*What is required:* The full text of the records below, minus any pictures, should be given back word for word.
+++++
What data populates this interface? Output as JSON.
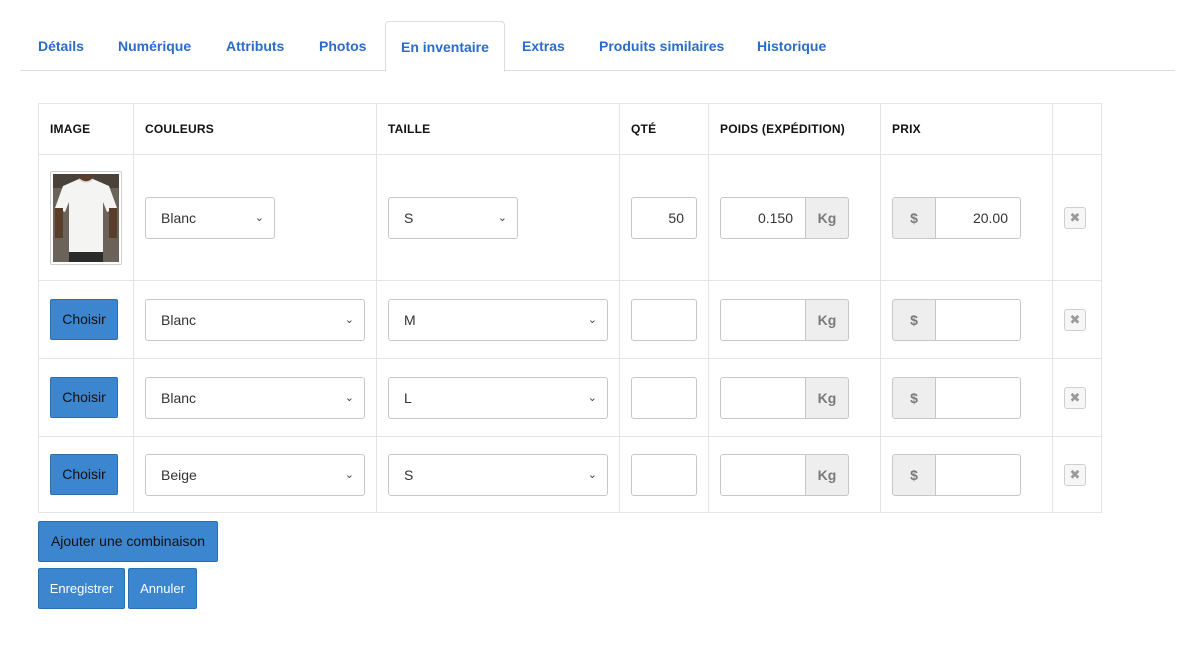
{
  "tabs": [
    {
      "label": "Détails"
    },
    {
      "label": "Numérique"
    },
    {
      "label": "Attributs"
    },
    {
      "label": "Photos"
    },
    {
      "label": "En inventaire",
      "active": true
    },
    {
      "label": "Extras"
    },
    {
      "label": "Produits similaires"
    },
    {
      "label": "Historique"
    }
  ],
  "table": {
    "headers": {
      "image": "IMAGE",
      "color": "COULEURS",
      "size": "TAILLE",
      "qty": "QTÉ",
      "weight": "POIDS (EXPÉDITION)",
      "price": "PRIX"
    },
    "weight_unit": "Kg",
    "currency": "$",
    "choose_label": "Choisir",
    "rows": [
      {
        "has_image": true,
        "image_icon": "white-tshirt-photo",
        "color": "Blanc",
        "size": "S",
        "qty": "50",
        "weight": "0.150",
        "price": "20.00"
      },
      {
        "has_image": false,
        "color": "Blanc",
        "size": "M",
        "qty": "",
        "weight": "",
        "price": ""
      },
      {
        "has_image": false,
        "color": "Blanc",
        "size": "L",
        "qty": "",
        "weight": "",
        "price": ""
      },
      {
        "has_image": false,
        "color": "Beige",
        "size": "S",
        "qty": "",
        "weight": "",
        "price": ""
      }
    ]
  },
  "actions": {
    "add_combination": "Ajouter une combinaison",
    "save": "Enregistrer",
    "cancel": "Annuler"
  },
  "colors": {
    "accent": "#3b86cf",
    "tab_text": "#2a6cc8"
  },
  "icons": {
    "chevron": "chevron-down-icon",
    "delete": "close-icon"
  }
}
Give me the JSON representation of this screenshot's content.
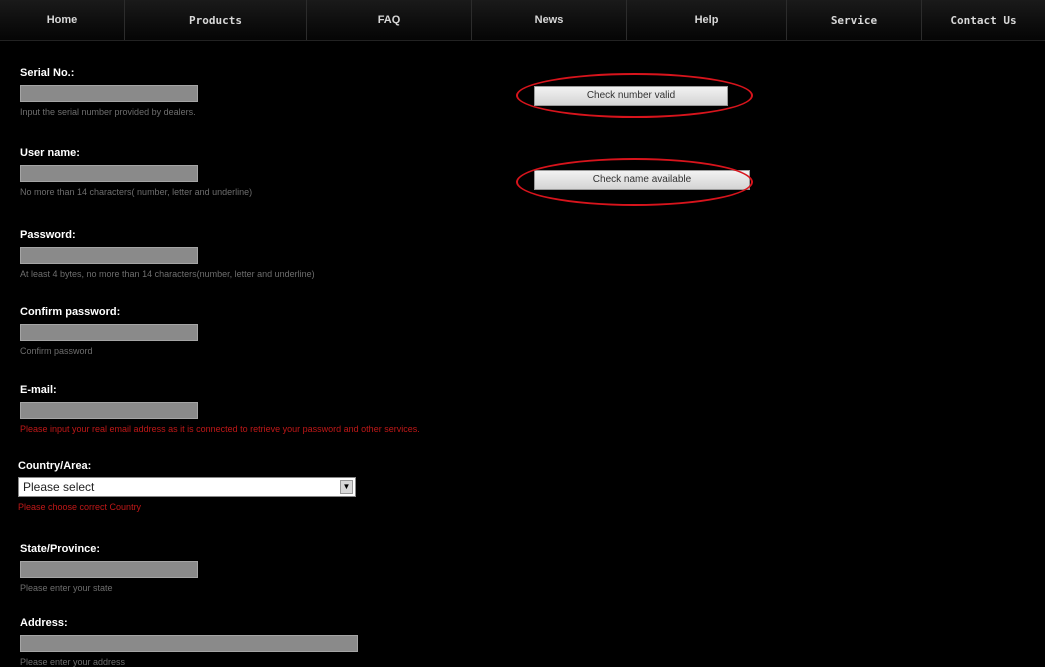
{
  "nav": {
    "items": [
      "Home",
      "Products",
      "FAQ",
      "News",
      "Help",
      "Service",
      "Contact Us"
    ]
  },
  "form": {
    "serial": {
      "label": "Serial No.:",
      "hint": "Input the serial number provided by dealers."
    },
    "username": {
      "label": "User name:",
      "hint": "No more than 14 characters( number, letter and underline)"
    },
    "password": {
      "label": "Password:",
      "hint": "At least 4 bytes, no more than 14 characters(number, letter and underline)"
    },
    "confirm": {
      "label": "Confirm password:",
      "hint": "Confirm password"
    },
    "email": {
      "label": "E-mail:",
      "hint": "Please input your real email address as it is connected to retrieve your password and other services."
    },
    "country": {
      "label": "Country/Area:",
      "selected": "Please select",
      "hint": "Please choose correct Country"
    },
    "state": {
      "label": "State/Province:",
      "hint": "Please enter your state"
    },
    "address": {
      "label": "Address:",
      "hint": "Please enter your address"
    }
  },
  "buttons": {
    "check_number": "Check number valid",
    "check_name": "Check name available"
  },
  "colors": {
    "background": "#000000",
    "highlight_circle": "#d8141c",
    "warning_text": "#c01818"
  }
}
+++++
*Expected answer:*
What data populates this interface? Output as JSON.
{
  "tabs": [
    {
      "label": "Détails"
    },
    {
      "label": "Numérique"
    },
    {
      "label": "Attributs"
    },
    {
      "label": "Photos"
    },
    {
      "label": "En inventaire",
      "active": true
    },
    {
      "label": "Extras"
    },
    {
      "label": "Produits similaires"
    },
    {
      "label": "Historique"
    }
  ],
  "table": {
    "headers": {
      "image": "IMAGE",
      "color": "COULEURS",
      "size": "TAILLE",
      "qty": "QTÉ",
      "weight": "POIDS (EXPÉDITION)",
      "price": "PRIX"
    },
    "weight_unit": "Kg",
    "currency": "$",
    "choose_label": "Choisir",
    "rows": [
      {
        "has_image": true,
        "image_icon": "white-tshirt-photo",
        "color": "Blanc",
        "size": "S",
        "qty": "50",
        "weight": "0.150",
        "price": "20.00"
      },
      {
        "has_image": false,
        "color": "Blanc",
        "size": "M",
        "qty": "",
        "weight": "",
        "price": ""
      },
      {
        "has_image": false,
        "color": "Blanc",
        "size": "L",
        "qty": "",
        "weight": "",
        "price": ""
      },
      {
        "has_image": false,
        "color": "Beige",
        "size": "S",
        "qty": "",
        "weight": "",
        "price": ""
      }
    ]
  },
  "actions": {
    "add_combination": "Ajouter une combinaison",
    "save": "Enregistrer",
    "cancel": "Annuler"
  },
  "colors": {
    "accent": "#3b86cf",
    "tab_text": "#2a6cc8"
  },
  "icons": {
    "chevron": "chevron-down-icon",
    "delete": "close-icon"
  }
}
Give me the JSON representation of this screenshot's content.
{
  "nav": {
    "items": [
      "Home",
      "Products",
      "FAQ",
      "News",
      "Help",
      "Service",
      "Contact Us"
    ]
  },
  "form": {
    "serial": {
      "label": "Serial No.:",
      "hint": "Input the serial number provided by dealers."
    },
    "username": {
      "label": "User name:",
      "hint": "No more than 14 characters( number, letter and underline)"
    },
    "password": {
      "label": "Password:",
      "hint": "At least 4 bytes, no more than 14 characters(number, letter and underline)"
    },
    "confirm": {
      "label": "Confirm password:",
      "hint": "Confirm password"
    },
    "email": {
      "label": "E-mail:",
      "hint": "Please input your real email address as it is connected to retrieve your password and other services."
    },
    "country": {
      "label": "Country/Area:",
      "selected": "Please select",
      "hint": "Please choose correct Country"
    },
    "state": {
      "label": "State/Province:",
      "hint": "Please enter your state"
    },
    "address": {
      "label": "Address:",
      "hint": "Please enter your address"
    }
  },
  "buttons": {
    "check_number": "Check number valid",
    "check_name": "Check name available"
  },
  "colors": {
    "background": "#000000",
    "highlight_circle": "#d8141c",
    "warning_text": "#c01818"
  }
}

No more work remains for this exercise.